• **ASSIGNED TASK**
A verbatim copy of the full data, with no pictures, is the expected answer.

++++ MATERIAL FOR THE TASK ++++

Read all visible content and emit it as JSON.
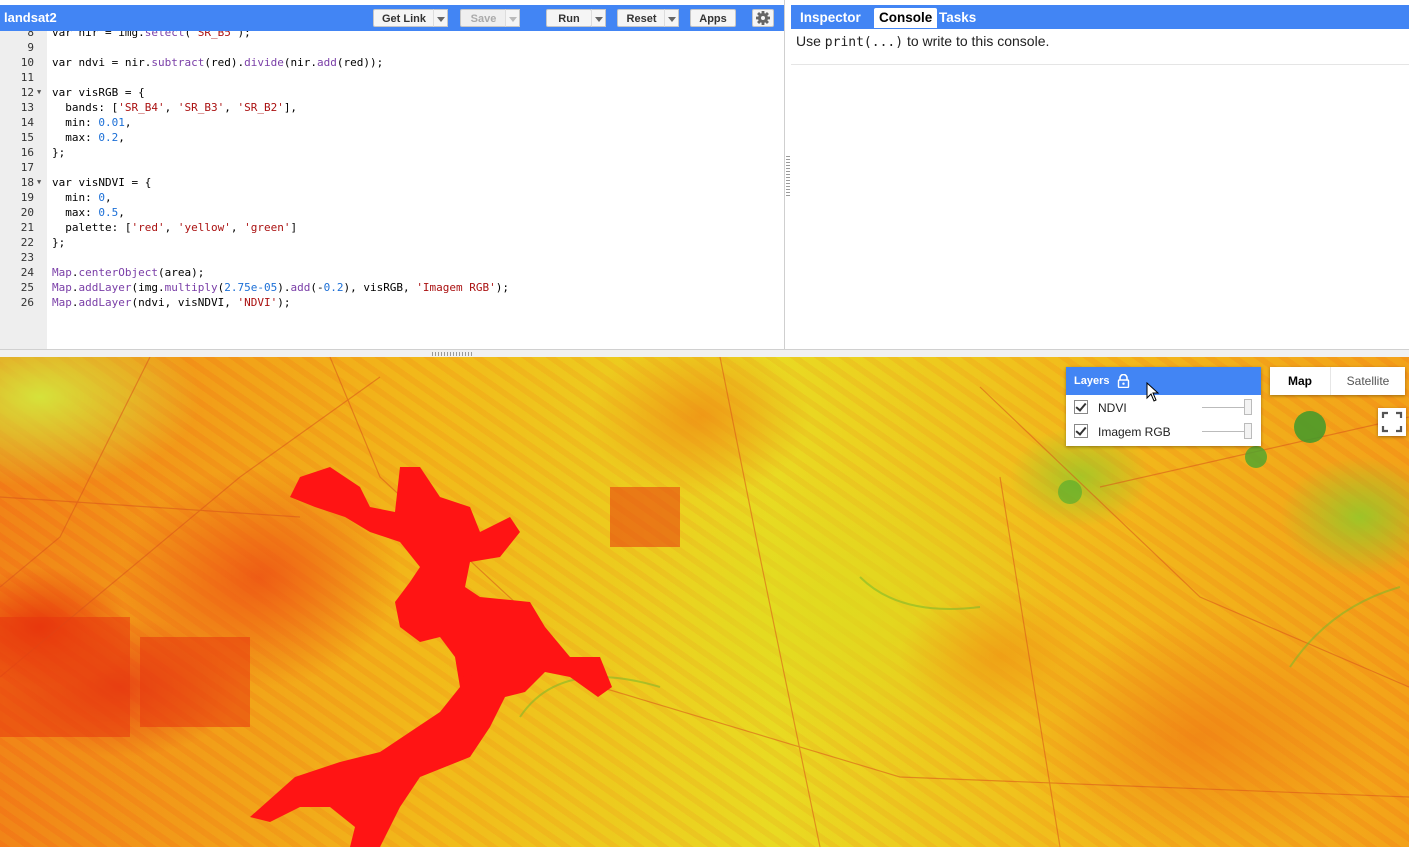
{
  "editor": {
    "script_name": "landsat2",
    "toolbar": {
      "get_link": "Get Link",
      "save": "Save",
      "run": "Run",
      "reset": "Reset",
      "apps": "Apps"
    },
    "lines": [
      {
        "n": "8",
        "fold": false,
        "text": "var nir = img.select('SR_B5');"
      },
      {
        "n": "9",
        "fold": false,
        "text": ""
      },
      {
        "n": "10",
        "fold": false,
        "text": "var ndvi = nir.subtract(red).divide(nir.add(red));"
      },
      {
        "n": "11",
        "fold": false,
        "text": ""
      },
      {
        "n": "12",
        "fold": true,
        "text": "var visRGB = {"
      },
      {
        "n": "13",
        "fold": false,
        "text": "  bands: ['SR_B4', 'SR_B3', 'SR_B2'],"
      },
      {
        "n": "14",
        "fold": false,
        "text": "  min: 0.01,"
      },
      {
        "n": "15",
        "fold": false,
        "text": "  max: 0.2,"
      },
      {
        "n": "16",
        "fold": false,
        "text": "};"
      },
      {
        "n": "17",
        "fold": false,
        "text": ""
      },
      {
        "n": "18",
        "fold": true,
        "text": "var visNDVI = {"
      },
      {
        "n": "19",
        "fold": false,
        "text": "  min: 0,"
      },
      {
        "n": "20",
        "fold": false,
        "text": "  max: 0.5,"
      },
      {
        "n": "21",
        "fold": false,
        "text": "  palette: ['red', 'yellow', 'green']"
      },
      {
        "n": "22",
        "fold": false,
        "text": "};"
      },
      {
        "n": "23",
        "fold": false,
        "text": ""
      },
      {
        "n": "24",
        "fold": false,
        "text": "Map.centerObject(area);"
      },
      {
        "n": "25",
        "fold": false,
        "text": "Map.addLayer(img.multiply(2.75e-05).add(-0.2), visRGB, 'Imagem RGB');"
      },
      {
        "n": "26",
        "fold": false,
        "text": "Map.addLayer(ndvi, visNDVI, 'NDVI');"
      }
    ]
  },
  "right_panel": {
    "tabs": [
      "Inspector",
      "Console",
      "Tasks"
    ],
    "active_tab": "Console",
    "console": {
      "prefix": "Use ",
      "code": "print(...)",
      "suffix": " to write to this console."
    }
  },
  "map": {
    "layers_title": "Layers",
    "layers": [
      {
        "name": "NDVI",
        "checked": true,
        "opacity": 1.0
      },
      {
        "name": "Imagem RGB",
        "checked": true,
        "opacity": 1.0
      }
    ],
    "map_types": [
      "Map",
      "Satellite"
    ],
    "active_map_type": "Map",
    "palette": [
      "red",
      "yellow",
      "green"
    ]
  }
}
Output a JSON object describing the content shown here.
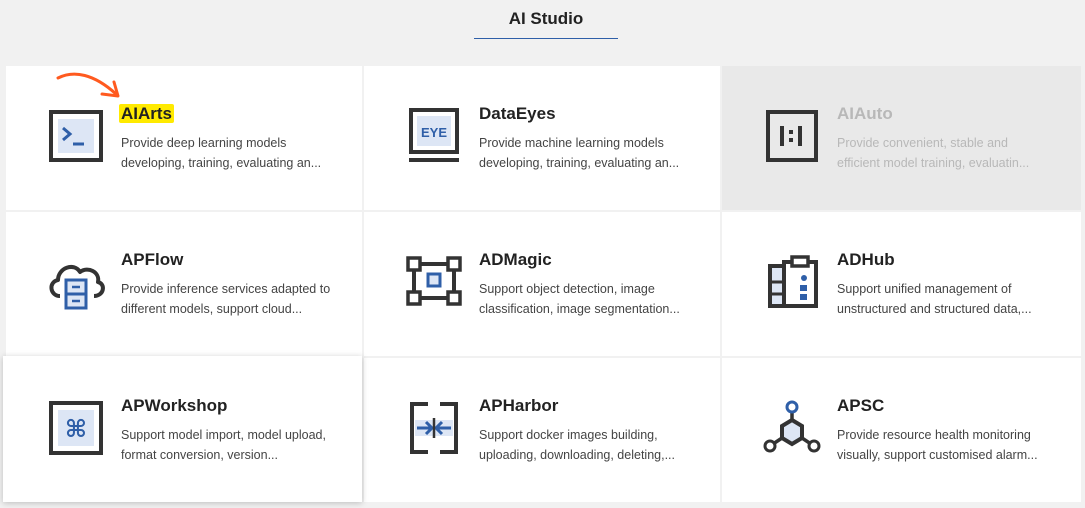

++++

• **RESULT OF THE EXERCISE**
Read all visible content and emit it as JSON.
{
  "editor": {
    "script_name": "landsat2",
    "toolbar": {
      "get_link": "Get Link",
      "save": "Save",
      "run": "Run",
      "reset": "Reset",
      "apps": "Apps"
    },
    "lines": [
      {
        "n": "8",
        "fold": false,
        "text": "var nir = img.select('SR_B5');"
      },
      {
        "n": "9",
        "fold": false,
        "text": ""
      },
      {
        "n": "10",
        "fold": false,
        "text": "var ndvi = nir.subtract(red).divide(nir.add(red));"
      },
      {
        "n": "11",
        "fold": false,
        "text": ""
      },
      {
        "n": "12",
        "fold": true,
        "text": "var visRGB = {"
      },
      {
        "n": "13",
        "fold": false,
        "text": "  bands: ['SR_B4', 'SR_B3', 'SR_B2'],"
      },
      {
        "n": "14",
        "fold": false,
        "text": "  min: 0.01,"
      },
      {
        "n": "15",
        "fold": false,
        "text": "  max: 0.2,"
      },
      {
        "n": "16",
        "fold": false,
        "text": "};"
      },
      {
        "n": "17",
        "fold": false,
        "text": ""
      },
      {
        "n": "18",
        "fold": true,
        "text": "var visNDVI = {"
      },
      {
        "n": "19",
        "fold": false,
        "text": "  min: 0,"
      },
      {
        "n": "20",
        "fold": false,
        "text": "  max: 0.5,"
      },
      {
        "n": "21",
        "fold": false,
        "text": "  palette: ['red', 'yellow', 'green']"
      },
      {
        "n": "22",
        "fold": false,
        "text": "};"
      },
      {
        "n": "23",
        "fold": false,
        "text": ""
      },
      {
        "n": "24",
        "fold": false,
        "text": "Map.centerObject(area);"
      },
      {
        "n": "25",
        "fold": false,
        "text": "Map.addLayer(img.multiply(2.75e-05).add(-0.2), visRGB, 'Imagem RGB');"
      },
      {
        "n": "26",
        "fold": false,
        "text": "Map.addLayer(ndvi, visNDVI, 'NDVI');"
      }
    ]
  },
  "right_panel": {
    "tabs": [
      "Inspector",
      "Console",
      "Tasks"
    ],
    "active_tab": "Console",
    "console": {
      "prefix": "Use ",
      "code": "print(...)",
      "suffix": " to write to this console."
    }
  },
  "map": {
    "layers_title": "Layers",
    "layers": [
      {
        "name": "NDVI",
        "checked": true,
        "opacity": 1.0
      },
      {
        "name": "Imagem RGB",
        "checked": true,
        "opacity": 1.0
      }
    ],
    "map_types": [
      "Map",
      "Satellite"
    ],
    "active_map_type": "Map",
    "palette": [
      "red",
      "yellow",
      "green"
    ]
  }
}
Output a JSON object describing the content shown here.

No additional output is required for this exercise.